**Material for this task**

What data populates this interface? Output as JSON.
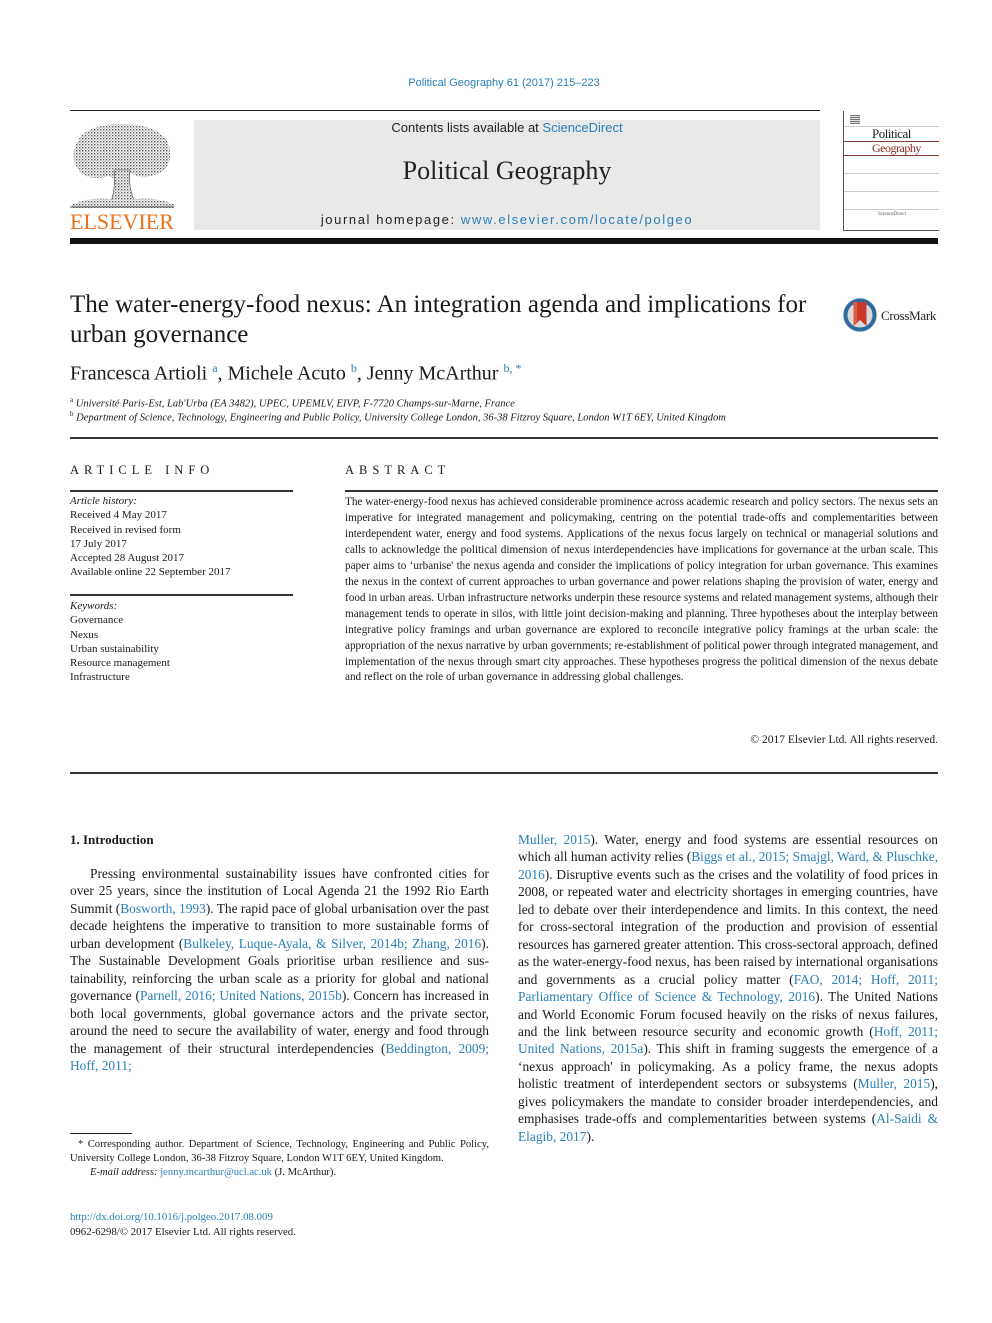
{
  "header": {
    "journal_ref": "Political Geography 61 (2017) 215–223",
    "contents_prefix": "Contents lists available at ",
    "contents_link": "ScienceDirect",
    "journal_title": "Political Geography",
    "homepage_prefix": "journal homepage: ",
    "homepage_link": "www.elsevier.com/locate/polgeo",
    "publisher": "ELSEVIER",
    "cover": {
      "line1": "Political",
      "line2": "Geography",
      "footer": "ScienceDirect"
    },
    "crossmark_label": "CrossMark",
    "colors": {
      "link": "#2a7fb5",
      "publisher_orange": "#e9711c",
      "banner_gray": "#e9e9e9"
    }
  },
  "article": {
    "title": "The water-energy-food nexus: An integration agenda and implications for urban governance",
    "authors": [
      {
        "name": "Francesca Artioli",
        "marks": "a"
      },
      {
        "name": "Michele Acuto",
        "marks": "b"
      },
      {
        "name": "Jenny McArthur",
        "marks": "b, *"
      }
    ],
    "separator": ", ",
    "affiliations": [
      {
        "mark": "a",
        "text": "Université Paris-Est, Lab'Urba (EA 3482), UPEC, UPEMLV, EIVP, F-7720 Champs-sur-Marne, France"
      },
      {
        "mark": "b",
        "text": "Department of Science, Technology, Engineering and Public Policy, University College London, 36-38 Fitzroy Square, London W1T 6EY, United Kingdom"
      }
    ]
  },
  "article_info": {
    "heading": "ARTICLE INFO",
    "history_label": "Article history:",
    "history": [
      "Received 4 May 2017",
      "Received in revised form",
      "17 July 2017",
      "Accepted 28 August 2017",
      "Available online 22 September 2017"
    ],
    "keywords_label": "Keywords:",
    "keywords": [
      "Governance",
      "Nexus",
      "Urban sustainability",
      "Resource management",
      "Infrastructure"
    ]
  },
  "abstract": {
    "heading": "ABSTRACT",
    "text": "The water-energy-food nexus has achieved considerable prominence across academic research and policy sectors. The nexus sets an imperative for integrated management and policymaking, centring on the potential trade-offs and complementarities between interdependent water, energy and food systems. Applications of the nexus focus largely on technical or managerial solutions and calls to acknowledge the political dimension of nexus interdependencies have implications for governance at the urban scale. This paper aims to ‘urbanise' the nexus agenda and consider the implications of policy integration for urban governance. This examines the nexus in the context of current approaches to urban governance and power relations shaping the provision of water, energy and food in urban areas. Urban infrastructure networks underpin these resource systems and related management systems, although their manage­ment tends to operate in silos, with little joint decision-making and planning. Three hypotheses about the interplay between integrative policy framings and urban governance are explored to reconcile integrative policy framings at the urban scale: the appropriation of the nexus narrative by urban gov­ernments; re-establishment of political power through integrated management, and implementation of the nexus through smart city approaches. These hypotheses progress the political dimension of the nexus debate and reflect on the role of urban governance in addressing global challenges.",
    "copyright": "© 2017 Elsevier Ltd. All rights reserved."
  },
  "body": {
    "section_heading": "1.  Introduction",
    "left_column": [
      {
        "t": "Pressing environmental sustainability issues have confronted cities for over 25 years, since the institution of Local Agenda 21 the 1992 Rio Earth Summit ("
      },
      {
        "t": "Bosworth, 1993",
        "link": true
      },
      {
        "t": "). The rapid pace of global urbanisation over the past decade heightens the imperative to transition to more sustainable forms of urban development ("
      },
      {
        "t": "Bulkeley, Luque-Ayala, & Silver, 2014b; Zhang, 2016",
        "link": true
      },
      {
        "t": "). The Sus­tainable Development Goals prioritise urban resilience and sus­tainability, reinforcing the urban scale as a priority for global and national governance ("
      },
      {
        "t": "Parnell, 2016; United Nations, 2015b",
        "link": true
      },
      {
        "t": "). Concern has increased in both local governments, global gover­nance actors and the private sector, around the need to secure the availability of water, energy and food through the management of their structural interdependencies ("
      },
      {
        "t": "Beddington, 2009; Hoff, 2011;",
        "link": true
      }
    ],
    "right_column": [
      {
        "t": "Muller, 2015",
        "link": true
      },
      {
        "t": "). Water, energy and food systems are essential re­sources on which all human activity relies ("
      },
      {
        "t": "Biggs et al., 2015; Smajgl, Ward, & Pluschke, 2016",
        "link": true
      },
      {
        "t": "). Disruptive events such as the crises and the volatility of food prices in 2008, or repeated water and electricity shortages in emerging countries, have led to debate over their interdependence and limits. In this context, the need for cross-sectoral integration of the production and provision of essential resources has garnered greater attention. This cross-sectoral approach, defined as the water-energy-food nexus, has been raised by international organisations and governments as a crucial policy matter ("
      },
      {
        "t": "FAO, 2014; Hoff, 2011; Parliamentary Office of Science & Technology, 2016",
        "link": true
      },
      {
        "t": "). The United Nations and World Eco­nomic Forum focused heavily on the risks of nexus failures, and the link between resource security and economic growth ("
      },
      {
        "t": "Hoff, 2011; United Nations, 2015a",
        "link": true
      },
      {
        "t": "). This shift in framing suggests the emer­gence of a ‘nexus approach' in policymaking. As a policy frame, the nexus adopts holistic treatment of interdependent sectors or sub­systems ("
      },
      {
        "t": "Muller, 2015",
        "link": true
      },
      {
        "t": "), gives policymakers the mandate to consider broader interdependencies, and emphasises trade-offs and com­plementarities between systems ("
      },
      {
        "t": "Al-Saidi & Elagib, 2017",
        "link": true
      },
      {
        "t": ")."
      }
    ]
  },
  "footnote": {
    "corresponding": "* Corresponding author. Department of Science, Technology, Engineering and Public Policy, University College London, 36-38 Fitzroy Square, London W1T 6EY, United Kingdom.",
    "email_label": "E-mail address: ",
    "email": "jenny.mcarthur@ucl.ac.uk",
    "email_suffix": " (J. McArthur).",
    "doi": "http://dx.doi.org/10.1016/j.polgeo.2017.08.009",
    "issn": "0962-6298/© 2017 Elsevier Ltd. All rights reserved."
  }
}
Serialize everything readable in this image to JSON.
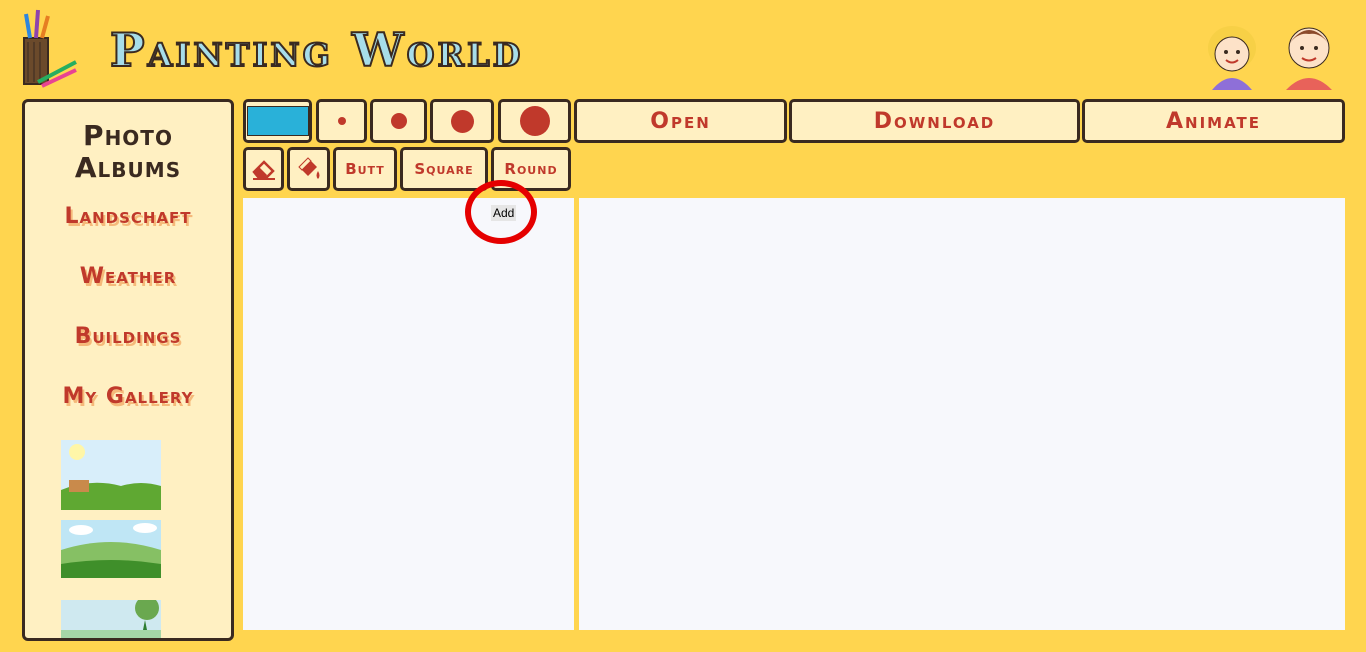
{
  "header": {
    "title": "Painting World",
    "logo_icon": "pencil-cup-icon",
    "avatars": [
      "girl-avatar-icon",
      "boy-avatar-icon"
    ]
  },
  "sidebar": {
    "title_line1": "Photo",
    "title_line2": "Albums",
    "albums": [
      "Landschaft",
      "Weather",
      "Buildings",
      "My Gallery"
    ],
    "thumbnails": [
      "landscape-sign-thumbnail",
      "green-hills-thumbnail",
      "tree-field-thumbnail"
    ]
  },
  "toolbar": {
    "current_color": "#29b1d9",
    "brush_sizes": [
      "tiny",
      "small",
      "medium",
      "large"
    ],
    "open_label": "Open",
    "download_label": "Download",
    "animate_label": "Animate",
    "eraser_icon": "eraser-icon",
    "fill_icon": "paint-bucket-icon",
    "linecap_butt": "Butt",
    "linecap_square": "Square",
    "linecap_round": "Round"
  },
  "canvas": {
    "add_label": "Add"
  },
  "colors": {
    "background": "#ffd54f",
    "panel": "#fff0c2",
    "accent": "#c0392b",
    "border": "#3a2a20",
    "highlight": "#e50000"
  }
}
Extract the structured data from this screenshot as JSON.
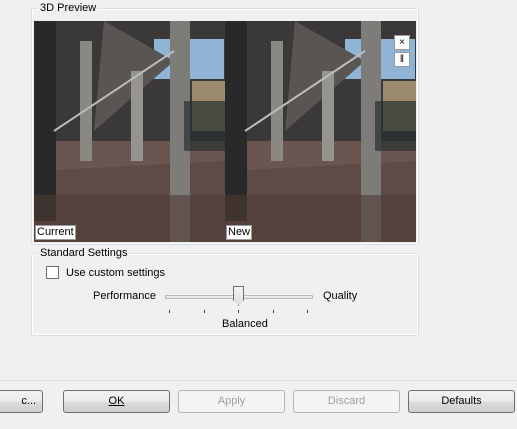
{
  "preview": {
    "title": "3D Preview",
    "label_current": "Current",
    "label_new": "New",
    "close_symbol": "×",
    "split_symbol": "‖"
  },
  "standard": {
    "title": "Standard Settings",
    "custom_label": "Use custom settings",
    "custom_checked": false,
    "perf_label": "Performance",
    "quality_label": "Quality",
    "slider_level_fraction": 0.5,
    "slider_tick_count": 5,
    "balanced_label": "Balanced"
  },
  "buttons": {
    "etc": "c...",
    "ok": "OK",
    "apply": "Apply",
    "discard": "Discard",
    "defaults": "Defaults"
  },
  "colors": {
    "preview_bg": "#1e1e1e",
    "sky": "#8fb4d6",
    "floor": "#6b5550",
    "stone": "#7d7c78"
  }
}
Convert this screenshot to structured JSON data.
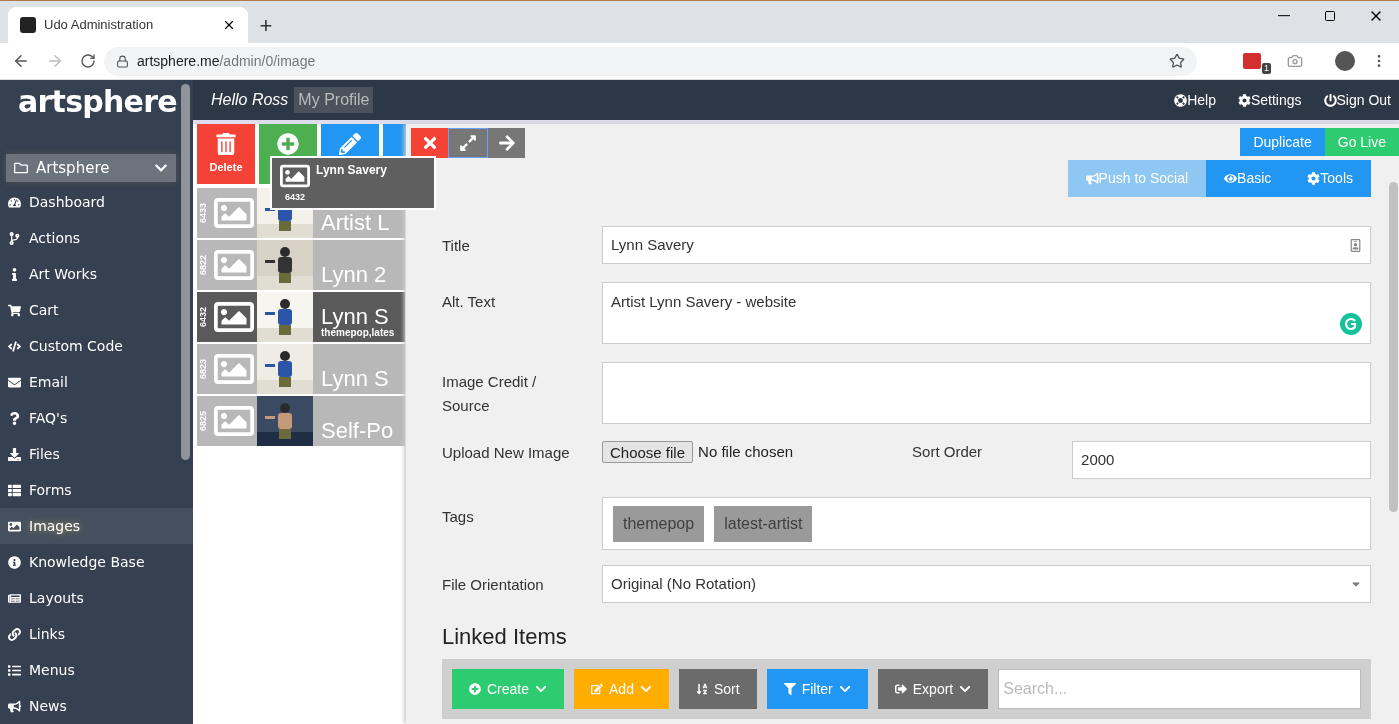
{
  "browser": {
    "tab_title": "Udo Administration",
    "new_tab": "+",
    "url_host": "artsphere.me",
    "url_path": "/admin/0/image",
    "extension_badge": "1"
  },
  "header": {
    "logo": "artsphere",
    "greeting": "Hello Ross",
    "profile_link": "My Profile",
    "actions": [
      {
        "label": "Help"
      },
      {
        "label": "Settings"
      },
      {
        "label": "Sign Out"
      }
    ]
  },
  "sidebar": {
    "workspace": "Artsphere",
    "items": [
      {
        "label": "Dashboard",
        "selected": false
      },
      {
        "label": "Actions",
        "selected": false
      },
      {
        "label": "Art Works",
        "selected": false
      },
      {
        "label": "Cart",
        "selected": false
      },
      {
        "label": "Custom Code",
        "selected": false
      },
      {
        "label": "Email",
        "selected": false
      },
      {
        "label": "FAQ's",
        "selected": false
      },
      {
        "label": "Files",
        "selected": false
      },
      {
        "label": "Forms",
        "selected": false
      },
      {
        "label": "Images",
        "selected": true
      },
      {
        "label": "Knowledge Base",
        "selected": false
      },
      {
        "label": "Layouts",
        "selected": false
      },
      {
        "label": "Links",
        "selected": false
      },
      {
        "label": "Menus",
        "selected": false
      },
      {
        "label": "News",
        "selected": false
      }
    ]
  },
  "list_toolbar": [
    {
      "kind": "delete",
      "label": "Delete"
    },
    {
      "kind": "add"
    },
    {
      "kind": "edit"
    },
    {
      "kind": "more"
    }
  ],
  "drag_preview": {
    "title": "Lynn Savery",
    "id": "6432"
  },
  "images": [
    {
      "id": "6433",
      "title": "Artist L",
      "selected": false
    },
    {
      "id": "6822",
      "title": "Lynn 2",
      "selected": false
    },
    {
      "id": "6432",
      "title": "Lynn S",
      "tags": "themepop,lates",
      "selected": true
    },
    {
      "id": "6823",
      "title": "Lynn S",
      "selected": false
    },
    {
      "id": "6825",
      "title": "Self-Po",
      "selected": false
    }
  ],
  "panel": {
    "top_buttons": [
      {
        "label": "Duplicate",
        "color": "#2196f3"
      },
      {
        "label": "Go Live",
        "color": "#2ecc71"
      }
    ],
    "tabs": [
      {
        "label": "Push to Social",
        "disabled": true
      },
      {
        "label": "Basic",
        "disabled": false
      },
      {
        "label": "Tools",
        "disabled": false
      }
    ],
    "fields": [
      {
        "kind": "text",
        "label": "Title",
        "value": "Lynn Savery"
      },
      {
        "kind": "textarea",
        "label": "Alt. Text",
        "value": "Artist Lynn Savery - website"
      },
      {
        "kind": "textarea",
        "label": "Image Credit / Source"
      },
      {
        "kind": "file",
        "label": "Upload New Image",
        "button": "Choose file",
        "status": "No file chosen",
        "side_label": "Sort Order",
        "side_value": "2000"
      },
      {
        "kind": "tags",
        "label": "Tags",
        "tags": [
          "themepop",
          "latest-artist"
        ]
      },
      {
        "kind": "select",
        "label": "File Orientation",
        "value": "Original (No Rotation)"
      }
    ],
    "linked_items": {
      "heading": "Linked Items",
      "buttons": [
        {
          "label": "Create",
          "color": "#2ecc71",
          "dropdown": true
        },
        {
          "label": "Add",
          "color": "#ffad00",
          "dropdown": true
        },
        {
          "label": "Sort",
          "color": "#6b6b6b",
          "dropdown": false
        },
        {
          "label": "Filter",
          "color": "#2196f3",
          "dropdown": true
        },
        {
          "label": "Export",
          "color": "#6b6b6b",
          "dropdown": true
        }
      ],
      "search_placeholder": "Search..."
    }
  }
}
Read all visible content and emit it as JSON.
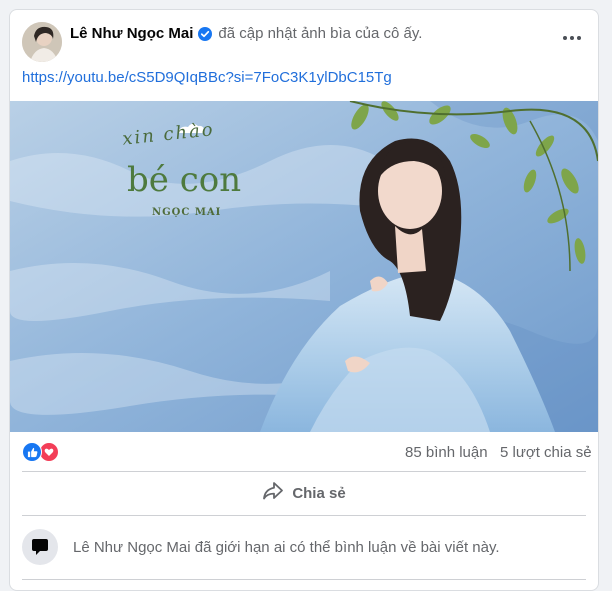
{
  "post": {
    "author": "Lê Như Ngọc Mai",
    "action": "đã cập nhật ảnh bìa của cô ấy.",
    "link": "https://youtu.be/cS5D9QIqBBc?si=7FoC3K1ylDbC15Tg"
  },
  "cover": {
    "title_small": "xin chào",
    "title_big": "bé con",
    "artist": "NGỌC MAI"
  },
  "stats": {
    "reactions": [
      "like-icon",
      "love-icon"
    ],
    "comments": "85 bình luận",
    "shares": "5 lượt chia sẻ"
  },
  "actions": {
    "share_label": "Chia sẻ"
  },
  "comment_notice": "Lê Như Ngọc Mai đã giới hạn ai có thể bình luận về bài viết này.",
  "colors": {
    "link": "#216fdb",
    "like": "#1877f2",
    "love": "#f33e58",
    "muted": "#65676b"
  }
}
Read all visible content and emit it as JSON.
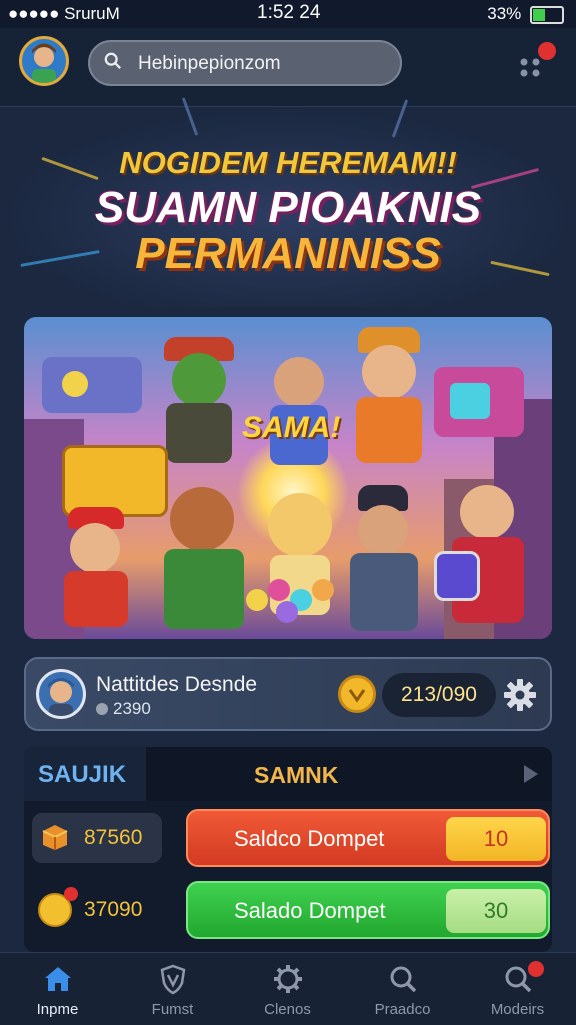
{
  "status_bar": {
    "carrier": "●●●●● SruruM",
    "time": "1:52 24",
    "battery": "33%"
  },
  "header": {
    "search_placeholder": "Hebinpepionzom"
  },
  "hero": {
    "line1": "NOGIDEM HEREMAM!!",
    "line2": "SUAMN PIOAKNIS",
    "line3": "PERMANINISS"
  },
  "banner": {
    "label": "SAMA!"
  },
  "profile": {
    "name": "Nattitdes Desnde",
    "score": "2390",
    "coins": "213/090"
  },
  "wallet": {
    "tab_active": "SAUJIK",
    "tab_other": "SAMNK",
    "rows": [
      {
        "chip_value": "87560",
        "button_label": "Saldco Dompet",
        "button_value": "10"
      },
      {
        "chip_value": "37090",
        "button_label": "Salado Dompet",
        "button_value": "30"
      }
    ]
  },
  "nav": {
    "items": [
      {
        "label": "Inpme",
        "icon": "home-icon"
      },
      {
        "label": "Fumst",
        "icon": "shield-icon"
      },
      {
        "label": "Clenos",
        "icon": "gear-icon"
      },
      {
        "label": "Praadco",
        "icon": "search-icon"
      },
      {
        "label": "Modeirs",
        "icon": "search-icon"
      }
    ]
  },
  "colors": {
    "background": "#1b2840",
    "accent": "#f2b64a",
    "active_tab": "#6fb2f0",
    "danger": "#d33a22",
    "success": "#22a82f"
  }
}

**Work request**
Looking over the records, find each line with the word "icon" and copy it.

**Response area**
    "logo_icon": "pencil-cup-icon",
      "girl-avatar-icon",
      "boy-avatar-icon"
    "eraser_icon": "eraser-icon",
    "fill_icon": "paint-bucket-icon",
      "like-icon",
      "love-icon"
        "icon": "home-icon"
        "icon": "shield-icon"
        "icon": "gear-icon"
        "icon": "search-icon"
        "icon": "search-icon"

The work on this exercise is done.